Aim Studying the cognitive functions among Alexandria University Students Hospital patients, suffering from common migraine (either newly diagnosed or on regular treatment). Patients and methods A total of three groups were studied: the newly diagnosed migraine group (group I, 20 patients), the chronic migraine group (group II, 20 patients), and the control group (group III, 20 patients). Their cognitive functions were compared using Wechsler Adult Intelligence Scale. Results The mean total intelligence quotient (IQ) scores of chronic migraine group (106.65±4.18) and newly diagnosed migraine group (106.90±4.95) were significantly lower than that of control group (111.35±6.47) (P=0.007). There was no significant difference between mean IQ scores of chronic and newly diagnosed migraine groups. The mean score of newly diagnosed migraine (6.80±1.54) in digit backward subtest was significantly higher than that of chronic migraine group (5.70±1.49) and control group (5.70±2.13) (P<0.05). Conclusion Patients with migraine have worse score than control in total IQ. However, this score is still within the normal limits. This difference may be related to the pain itself. This needs to be scientifically tested in further researches. On the contrary, newly diagnosed migraine group showed worse performance in working memory than chronic migraine group. No difference between chronic migraine patients and control. This denotes that adaptation can improve working memory of patients with migraine with the passage of time.

Print this article     Email this article
 Next article
 Previous article
 Table of Contents

 Similar in PUBMED
   Search Pubmed for
   Search in Google Scholar for
 Related articles
 Citation Manager
 Access Statistics
 Reader Comments
 Email Alert *
 Add to My List *
 * Requires registration (Free)

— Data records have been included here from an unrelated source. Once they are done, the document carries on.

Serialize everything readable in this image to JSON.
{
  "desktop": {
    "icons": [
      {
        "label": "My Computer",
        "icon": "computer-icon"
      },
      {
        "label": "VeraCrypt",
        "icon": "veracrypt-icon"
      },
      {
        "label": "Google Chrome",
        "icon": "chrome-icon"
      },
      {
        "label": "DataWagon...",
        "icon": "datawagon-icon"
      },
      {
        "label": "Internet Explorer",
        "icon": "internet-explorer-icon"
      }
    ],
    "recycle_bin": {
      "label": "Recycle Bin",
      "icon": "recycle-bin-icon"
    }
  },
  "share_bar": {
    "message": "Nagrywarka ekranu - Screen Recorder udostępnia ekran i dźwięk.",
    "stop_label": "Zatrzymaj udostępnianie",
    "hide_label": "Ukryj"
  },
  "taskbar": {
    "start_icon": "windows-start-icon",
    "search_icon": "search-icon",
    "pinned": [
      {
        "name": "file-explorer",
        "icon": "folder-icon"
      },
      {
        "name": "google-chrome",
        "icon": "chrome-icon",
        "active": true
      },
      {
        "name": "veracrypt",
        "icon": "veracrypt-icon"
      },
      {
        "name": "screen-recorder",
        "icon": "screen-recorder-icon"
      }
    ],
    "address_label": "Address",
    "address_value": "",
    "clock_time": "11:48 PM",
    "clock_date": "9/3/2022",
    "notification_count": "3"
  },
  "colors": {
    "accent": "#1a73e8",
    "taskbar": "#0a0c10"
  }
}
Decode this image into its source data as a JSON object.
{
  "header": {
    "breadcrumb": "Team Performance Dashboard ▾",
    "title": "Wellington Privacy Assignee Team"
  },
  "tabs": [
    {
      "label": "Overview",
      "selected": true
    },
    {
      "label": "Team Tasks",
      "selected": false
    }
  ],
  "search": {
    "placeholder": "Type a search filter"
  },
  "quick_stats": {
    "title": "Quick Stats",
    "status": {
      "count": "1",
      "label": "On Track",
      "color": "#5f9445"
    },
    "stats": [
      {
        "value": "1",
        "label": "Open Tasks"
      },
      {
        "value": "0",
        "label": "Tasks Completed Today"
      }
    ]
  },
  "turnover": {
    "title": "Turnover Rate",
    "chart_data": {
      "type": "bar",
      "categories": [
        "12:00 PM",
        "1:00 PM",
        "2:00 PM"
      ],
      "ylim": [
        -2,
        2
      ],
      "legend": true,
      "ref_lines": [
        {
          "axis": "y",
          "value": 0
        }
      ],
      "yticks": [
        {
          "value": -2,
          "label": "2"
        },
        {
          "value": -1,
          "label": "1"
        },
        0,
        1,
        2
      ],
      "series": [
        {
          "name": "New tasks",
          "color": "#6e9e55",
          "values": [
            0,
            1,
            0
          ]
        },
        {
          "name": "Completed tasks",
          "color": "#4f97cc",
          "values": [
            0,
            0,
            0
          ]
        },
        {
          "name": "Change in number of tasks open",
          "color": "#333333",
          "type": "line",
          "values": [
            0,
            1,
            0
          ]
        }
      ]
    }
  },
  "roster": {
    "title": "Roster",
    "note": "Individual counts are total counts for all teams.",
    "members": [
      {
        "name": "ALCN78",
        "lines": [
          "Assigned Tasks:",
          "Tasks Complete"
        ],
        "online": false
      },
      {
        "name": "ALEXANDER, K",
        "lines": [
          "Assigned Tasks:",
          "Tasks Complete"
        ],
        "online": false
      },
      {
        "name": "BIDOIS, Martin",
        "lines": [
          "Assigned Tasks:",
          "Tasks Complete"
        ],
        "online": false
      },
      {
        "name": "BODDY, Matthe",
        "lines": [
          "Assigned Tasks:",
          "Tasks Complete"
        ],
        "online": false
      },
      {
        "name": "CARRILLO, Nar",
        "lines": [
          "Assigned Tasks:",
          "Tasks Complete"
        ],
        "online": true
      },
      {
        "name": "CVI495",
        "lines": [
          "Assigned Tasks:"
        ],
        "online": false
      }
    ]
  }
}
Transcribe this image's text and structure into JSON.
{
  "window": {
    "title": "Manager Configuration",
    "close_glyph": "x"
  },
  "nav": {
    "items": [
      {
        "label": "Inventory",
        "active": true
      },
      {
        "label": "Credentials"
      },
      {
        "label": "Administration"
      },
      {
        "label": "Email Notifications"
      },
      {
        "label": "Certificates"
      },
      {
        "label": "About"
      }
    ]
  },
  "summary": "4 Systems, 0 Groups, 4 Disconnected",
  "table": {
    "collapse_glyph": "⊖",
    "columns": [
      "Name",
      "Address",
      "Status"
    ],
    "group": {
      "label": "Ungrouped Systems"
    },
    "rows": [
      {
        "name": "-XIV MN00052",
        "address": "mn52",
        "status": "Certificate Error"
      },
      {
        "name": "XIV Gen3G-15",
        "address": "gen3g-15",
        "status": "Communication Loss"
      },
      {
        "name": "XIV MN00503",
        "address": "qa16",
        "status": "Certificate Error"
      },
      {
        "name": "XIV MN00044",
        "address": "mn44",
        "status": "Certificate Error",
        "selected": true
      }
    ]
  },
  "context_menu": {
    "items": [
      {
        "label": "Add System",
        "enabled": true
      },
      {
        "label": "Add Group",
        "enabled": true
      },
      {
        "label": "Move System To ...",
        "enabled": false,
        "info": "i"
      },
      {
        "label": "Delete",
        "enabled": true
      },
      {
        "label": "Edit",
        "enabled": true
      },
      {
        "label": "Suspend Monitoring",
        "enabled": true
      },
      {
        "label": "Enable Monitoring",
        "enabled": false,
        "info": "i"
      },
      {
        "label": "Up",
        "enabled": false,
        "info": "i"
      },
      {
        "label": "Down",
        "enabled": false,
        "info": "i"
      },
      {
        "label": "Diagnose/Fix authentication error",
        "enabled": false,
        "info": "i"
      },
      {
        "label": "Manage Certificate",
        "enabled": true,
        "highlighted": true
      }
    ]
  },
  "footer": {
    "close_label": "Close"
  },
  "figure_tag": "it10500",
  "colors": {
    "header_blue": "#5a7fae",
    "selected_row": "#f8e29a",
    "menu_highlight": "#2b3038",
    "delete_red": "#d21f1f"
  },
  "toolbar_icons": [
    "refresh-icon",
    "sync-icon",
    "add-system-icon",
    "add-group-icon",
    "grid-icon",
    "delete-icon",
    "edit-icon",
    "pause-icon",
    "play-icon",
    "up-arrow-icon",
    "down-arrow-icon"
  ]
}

 Article Access Statistics
    PDF Downloaded233    
    Comments [Add]    
    Cited by others 1    

Recommend this journal